Book Review. Eric Severson reviews Peter Gratton and John Panteleimon Manoussakis, eds. Traversing the Imaginary: Richard Kearney and the Postmodern Challenge . Evanston, Ill.: Northwestern University Press, 2007.
Forty years ago, speaking of Peter of John Olivi’s commentaries on the Gospel of Matthew and the Gospel of John, Raoul Manselli affirmed that these texts prove that Olivi had “a vast knowledge of the exegetes who preceded him, a vivid perception of the role of the Bible within the contemporary life of the Church, and, last but not least, a vivid understanding of the complex significance and value of being Franciscan.”1 Undoubtedly, this judgment can also be (...) extended to the Lectura super Lucam, which Fortunato Iozzelli edited in 2010, thereby becoming the first of Olivi’s Gospel commentaries to be available in a modern edition.2 Iozzelli’s critical edition offers scholars a precious opportunity to better understand... (shrink)
The city of Montpellier on the river Lez was the commercial and intellectual center of the Languedoc in 1289 when Peter of John Olivi made his way back to his home territory of southern France.2 The city was only a few centuries old, with no ties back to Greece or even Rome. The original settlement at Maguelone received an episcopal see as early as the sixth century, but the destruction of the town in the eighth century moved the (...) community upriver to the area that became Montpellier.3 The city had emerged as a new trading port in the eleventh and twelfth centuries under the leadership of the lords of Montpellier, an unbroken line of eight men named Guillaume who reigned from 986 to 1204. The surviving heiress of... (shrink)
In their commentaries on Peter of Spain’s texts, two professors at the University of Cracow, John of Glogovia and Michael of Biestrzykowa, provided interpretations of consequences and conditional propositions which either rejected the paradoxes of strict implication or placed on them such restrictions as to challenge traditional views about the relation between antecedent and consequent. Nicholas Copernicus may have been inflenced by those discussions.

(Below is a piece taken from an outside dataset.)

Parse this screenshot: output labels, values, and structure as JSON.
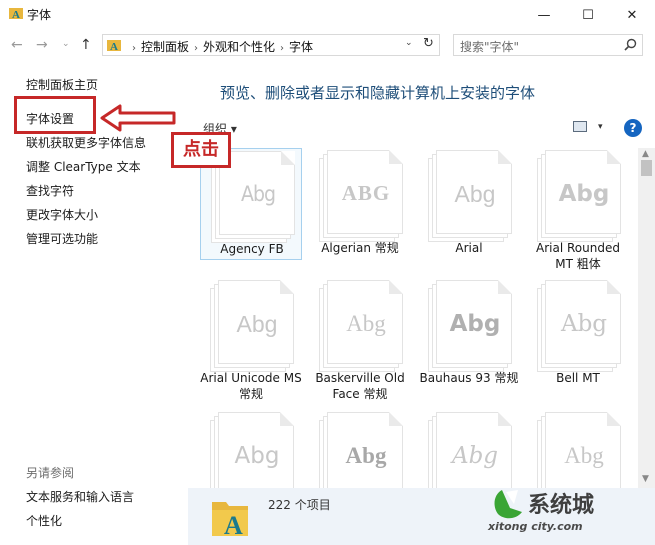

Abstract This paper studies Olivi's account of perceptual representation. It addresses two main questions: (1) how do perceptual representations originate? and (2) how do they represent their objects? Regarding (1), it is well known that Olivi emphasizes the activity of the soul in the production of perceptual representations. Yet it is sometimes argued that he overstresses the activity of the soul in a way that yields a philosophically problematic result. I argue that Olivi was well aware of the problem that (...) could be raised for his theory and that he sought to cope with it. Regarding (2), Pasnau argues that for Olivi, causal relationships with external objects determine the content of perceptual representations. I argue that, rather, perceptual representations are about their objects because they are their similitudes. This makes him an internalist about representational content. (shrink)